▶ _Aim of the exercise_
On every line of the listing, check for "JSON"; copy the lines that have it.

↓↓↓

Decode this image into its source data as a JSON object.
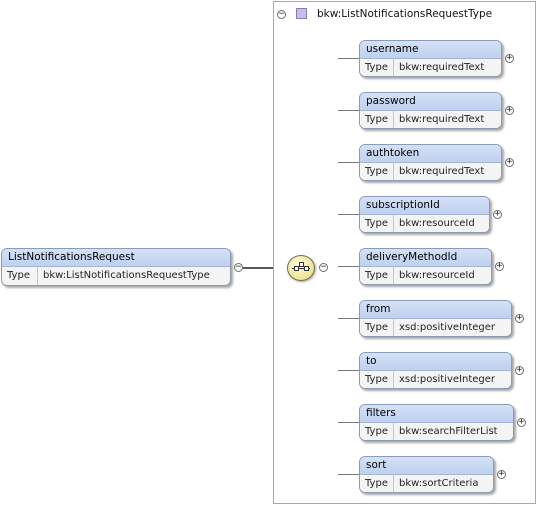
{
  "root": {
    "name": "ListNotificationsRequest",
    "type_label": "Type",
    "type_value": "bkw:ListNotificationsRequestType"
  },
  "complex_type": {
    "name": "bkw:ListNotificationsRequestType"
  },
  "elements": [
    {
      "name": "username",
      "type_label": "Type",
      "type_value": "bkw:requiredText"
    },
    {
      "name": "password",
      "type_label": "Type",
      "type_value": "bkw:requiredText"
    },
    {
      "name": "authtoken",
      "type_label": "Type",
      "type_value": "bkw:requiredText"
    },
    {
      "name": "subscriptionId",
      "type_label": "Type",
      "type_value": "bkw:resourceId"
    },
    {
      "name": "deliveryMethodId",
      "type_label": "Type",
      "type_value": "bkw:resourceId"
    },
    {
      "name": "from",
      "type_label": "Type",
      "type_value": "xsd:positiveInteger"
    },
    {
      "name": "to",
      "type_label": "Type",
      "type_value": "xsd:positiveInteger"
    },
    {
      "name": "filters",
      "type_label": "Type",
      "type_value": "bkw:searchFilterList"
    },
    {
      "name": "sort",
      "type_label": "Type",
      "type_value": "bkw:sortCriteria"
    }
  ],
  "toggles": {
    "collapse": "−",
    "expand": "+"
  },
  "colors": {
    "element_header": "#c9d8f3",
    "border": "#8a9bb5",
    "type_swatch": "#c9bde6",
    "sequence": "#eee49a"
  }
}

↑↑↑
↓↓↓

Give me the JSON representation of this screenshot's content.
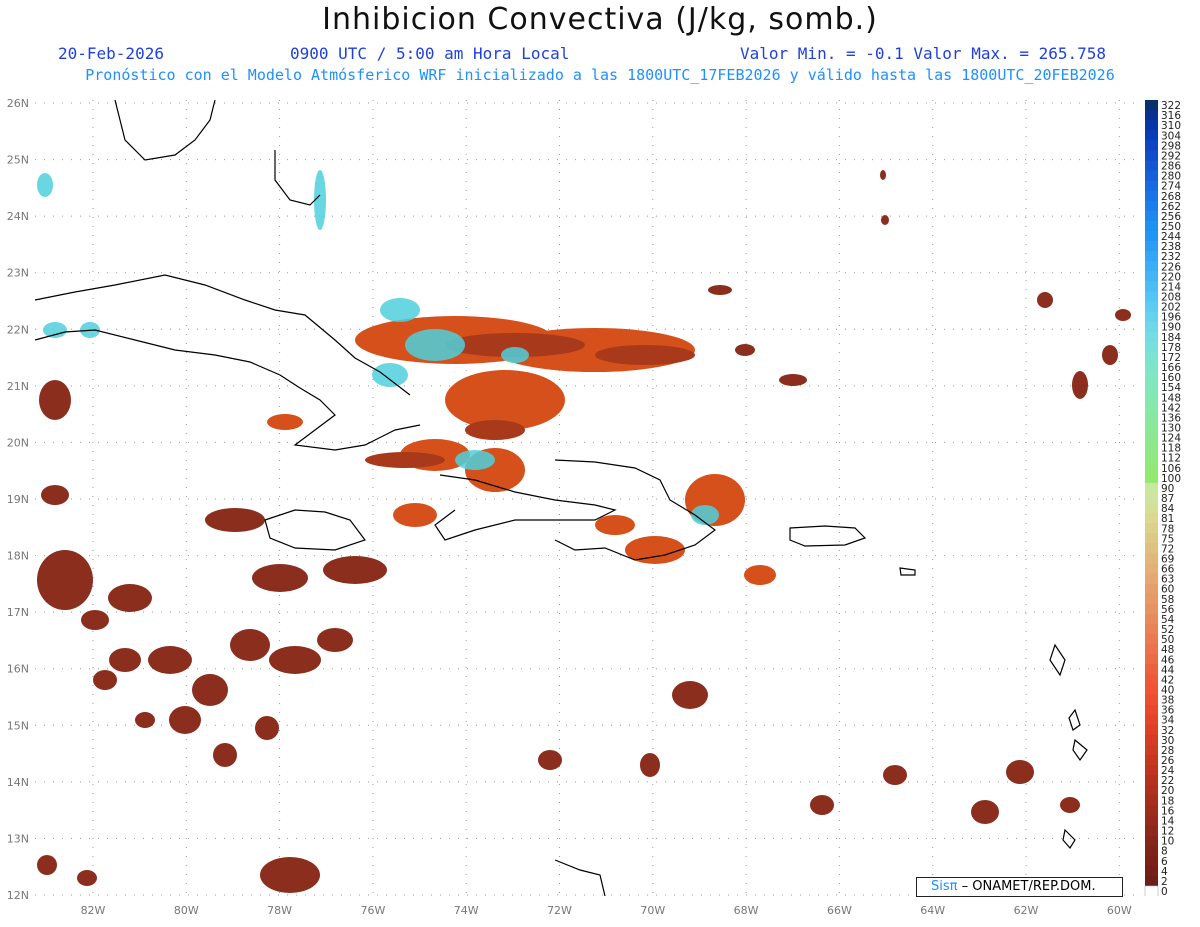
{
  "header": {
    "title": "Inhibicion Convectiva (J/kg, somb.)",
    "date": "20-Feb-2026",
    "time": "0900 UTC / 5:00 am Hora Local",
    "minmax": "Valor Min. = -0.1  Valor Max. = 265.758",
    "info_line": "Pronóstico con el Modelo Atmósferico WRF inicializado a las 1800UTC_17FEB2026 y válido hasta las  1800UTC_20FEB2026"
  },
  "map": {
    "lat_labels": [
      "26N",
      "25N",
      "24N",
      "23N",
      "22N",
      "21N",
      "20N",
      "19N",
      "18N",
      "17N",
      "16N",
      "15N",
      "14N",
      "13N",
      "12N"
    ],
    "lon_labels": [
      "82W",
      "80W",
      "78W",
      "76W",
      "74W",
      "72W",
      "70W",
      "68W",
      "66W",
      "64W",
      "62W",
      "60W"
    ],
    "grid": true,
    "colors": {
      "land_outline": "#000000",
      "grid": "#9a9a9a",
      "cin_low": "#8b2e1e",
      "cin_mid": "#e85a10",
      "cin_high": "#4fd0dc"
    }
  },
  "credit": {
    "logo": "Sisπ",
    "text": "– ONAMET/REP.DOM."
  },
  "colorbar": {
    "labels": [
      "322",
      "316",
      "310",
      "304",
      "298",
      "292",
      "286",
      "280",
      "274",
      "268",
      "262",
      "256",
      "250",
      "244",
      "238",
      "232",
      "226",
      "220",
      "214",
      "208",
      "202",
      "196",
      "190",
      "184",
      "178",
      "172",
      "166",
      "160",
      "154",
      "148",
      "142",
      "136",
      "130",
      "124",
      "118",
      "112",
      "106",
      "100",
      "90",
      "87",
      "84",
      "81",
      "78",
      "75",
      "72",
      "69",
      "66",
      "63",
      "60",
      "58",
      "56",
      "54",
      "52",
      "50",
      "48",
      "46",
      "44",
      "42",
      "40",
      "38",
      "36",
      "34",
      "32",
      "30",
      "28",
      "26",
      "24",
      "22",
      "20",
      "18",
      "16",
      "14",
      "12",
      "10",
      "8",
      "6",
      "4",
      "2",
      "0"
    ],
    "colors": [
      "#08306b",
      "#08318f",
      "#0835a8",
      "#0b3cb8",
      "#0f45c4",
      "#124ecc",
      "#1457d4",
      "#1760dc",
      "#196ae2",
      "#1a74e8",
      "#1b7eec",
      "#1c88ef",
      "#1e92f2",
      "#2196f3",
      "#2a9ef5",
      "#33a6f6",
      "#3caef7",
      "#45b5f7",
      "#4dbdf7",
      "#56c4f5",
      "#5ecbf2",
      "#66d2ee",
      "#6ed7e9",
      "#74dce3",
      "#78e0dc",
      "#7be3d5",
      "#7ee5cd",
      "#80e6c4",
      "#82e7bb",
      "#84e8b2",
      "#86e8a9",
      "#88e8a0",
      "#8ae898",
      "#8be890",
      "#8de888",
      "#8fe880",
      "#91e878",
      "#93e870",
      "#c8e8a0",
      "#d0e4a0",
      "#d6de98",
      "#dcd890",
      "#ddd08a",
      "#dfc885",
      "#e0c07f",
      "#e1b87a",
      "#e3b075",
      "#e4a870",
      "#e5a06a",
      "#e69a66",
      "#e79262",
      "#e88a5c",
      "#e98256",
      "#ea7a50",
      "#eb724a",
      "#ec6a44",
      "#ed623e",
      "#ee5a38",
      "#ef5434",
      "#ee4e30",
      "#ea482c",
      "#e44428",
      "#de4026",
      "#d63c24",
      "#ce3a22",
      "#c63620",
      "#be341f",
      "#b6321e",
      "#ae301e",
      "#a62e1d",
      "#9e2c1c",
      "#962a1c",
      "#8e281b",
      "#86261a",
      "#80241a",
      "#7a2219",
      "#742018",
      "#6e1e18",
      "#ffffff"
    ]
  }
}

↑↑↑

▶ _Your response_
Decode this image into its source data as a JSON object.
Give me the JSON representation of this screenshot's content.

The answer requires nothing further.